■ Work instruction: From the first line to the last, write out the records exactly, leaving out images.

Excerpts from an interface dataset
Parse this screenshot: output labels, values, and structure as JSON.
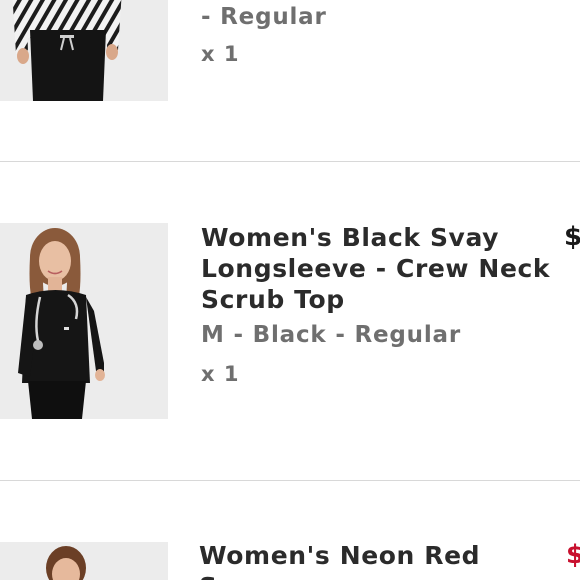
{
  "colors": {
    "title": "#2b2b2b",
    "variant": "#6f6f6f",
    "price_regular": "#1a1a1a",
    "price_sale": "#c8102e",
    "divider": "#d8d8d8"
  },
  "items": [
    {
      "title": "",
      "variant": "- Regular",
      "quantity": "x 1",
      "price": "",
      "image": "model-black-jogger-pants-zebra-top"
    },
    {
      "title": "Women's Black Svay Longsleeve - Crew Neck Scrub Top",
      "variant": "M - Black - Regular",
      "quantity": "x 1",
      "price": "$",
      "image": "model-black-longsleeve-scrub-top"
    },
    {
      "title": "Women's Neon Red Svay",
      "variant": "",
      "quantity": "",
      "price": "$",
      "image": "model-neon-red-scrub-top"
    }
  ]
}
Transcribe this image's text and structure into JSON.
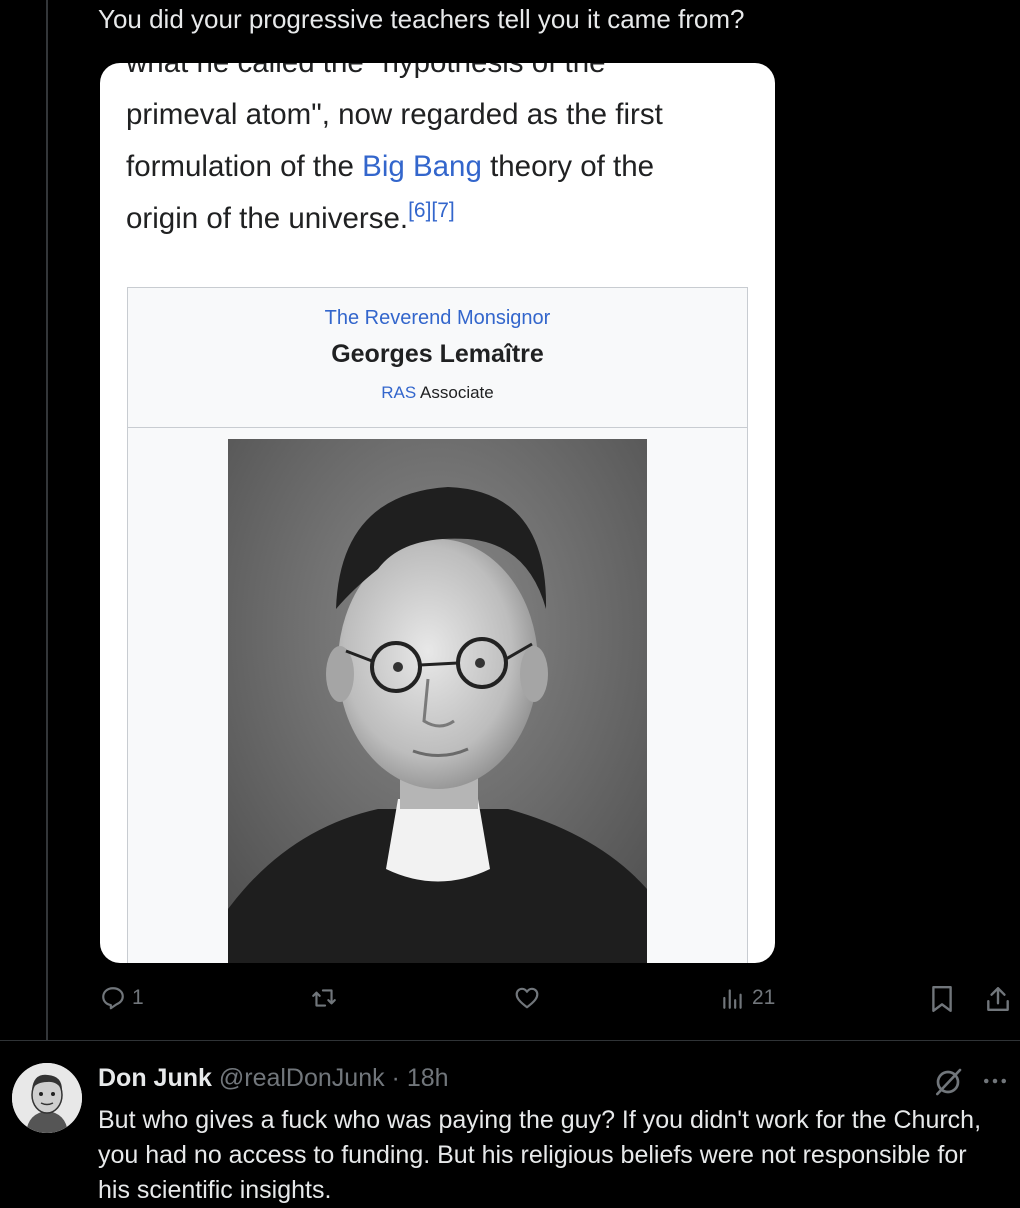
{
  "post": {
    "text": "You did your progressive teachers tell you it came from?"
  },
  "wiki": {
    "line0": "what he called the \"hypothesis of the",
    "line1": "primeval atom\", now regarded as the first",
    "line2_pre": "formulation of the ",
    "line2_link": "Big Bang",
    "line2_post": " theory of the",
    "line3": "origin of the universe.",
    "refs": "[6][7]"
  },
  "infobox": {
    "honorific": "The Reverend Monsignor",
    "name": "Georges Lemaître",
    "post_link": "RAS",
    "post_text": " Associate"
  },
  "actions": {
    "replies": "1",
    "reposts": "",
    "likes": "",
    "views": "21"
  },
  "reply": {
    "name": "Don Junk",
    "handle": "@realDonJunk",
    "sep": " · ",
    "time": "18h",
    "body": "But who gives a fuck who was paying the guy? If you didn't work for the Church, you had no access to funding. But his religious beliefs were not responsible for his scientific insights."
  },
  "colors": {
    "background": "#000000",
    "text": "#e7e9ea",
    "muted": "#71767b",
    "wiki_link": "#3366cc"
  },
  "icons": [
    "reply-icon",
    "repost-icon",
    "like-icon",
    "views-icon",
    "bookmark-icon",
    "share-icon",
    "grok-icon",
    "more-icon"
  ]
}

■ Written solution:
Parse this screenshot: output labels, values, and structure as JSON.
{
  "colors": {
    "title": "#2b2b2b",
    "variant": "#6f6f6f",
    "price_regular": "#1a1a1a",
    "price_sale": "#c8102e",
    "divider": "#d8d8d8"
  },
  "items": [
    {
      "title": "",
      "variant": "- Regular",
      "quantity": "x 1",
      "price": "",
      "image": "model-black-jogger-pants-zebra-top"
    },
    {
      "title": "Women's Black Svay Longsleeve - Crew Neck Scrub Top",
      "variant": "M - Black - Regular",
      "quantity": "x 1",
      "price": "$",
      "image": "model-black-longsleeve-scrub-top"
    },
    {
      "title": "Women's Neon Red Svay",
      "variant": "",
      "quantity": "",
      "price": "$",
      "image": "model-neon-red-scrub-top"
    }
  ]
}
Transcribe this image's text and structure into JSON.
{
  "post": {
    "text": "You did your progressive teachers tell you it came from?"
  },
  "wiki": {
    "line0": "what he called the \"hypothesis of the",
    "line1": "primeval atom\", now regarded as the first",
    "line2_pre": "formulation of the ",
    "line2_link": "Big Bang",
    "line2_post": " theory of the",
    "line3": "origin of the universe.",
    "refs": "[6][7]"
  },
  "infobox": {
    "honorific": "The Reverend Monsignor",
    "name": "Georges Lemaître",
    "post_link": "RAS",
    "post_text": " Associate"
  },
  "actions": {
    "replies": "1",
    "reposts": "",
    "likes": "",
    "views": "21"
  },
  "reply": {
    "name": "Don Junk",
    "handle": "@realDonJunk",
    "sep": " · ",
    "time": "18h",
    "body": "But who gives a fuck who was paying the guy? If you didn't work for the Church, you had no access to funding. But his religious beliefs were not responsible for his scientific insights."
  },
  "colors": {
    "background": "#000000",
    "text": "#e7e9ea",
    "muted": "#71767b",
    "wiki_link": "#3366cc"
  },
  "icons": [
    "reply-icon",
    "repost-icon",
    "like-icon",
    "views-icon",
    "bookmark-icon",
    "share-icon",
    "grok-icon",
    "more-icon"
  ]
}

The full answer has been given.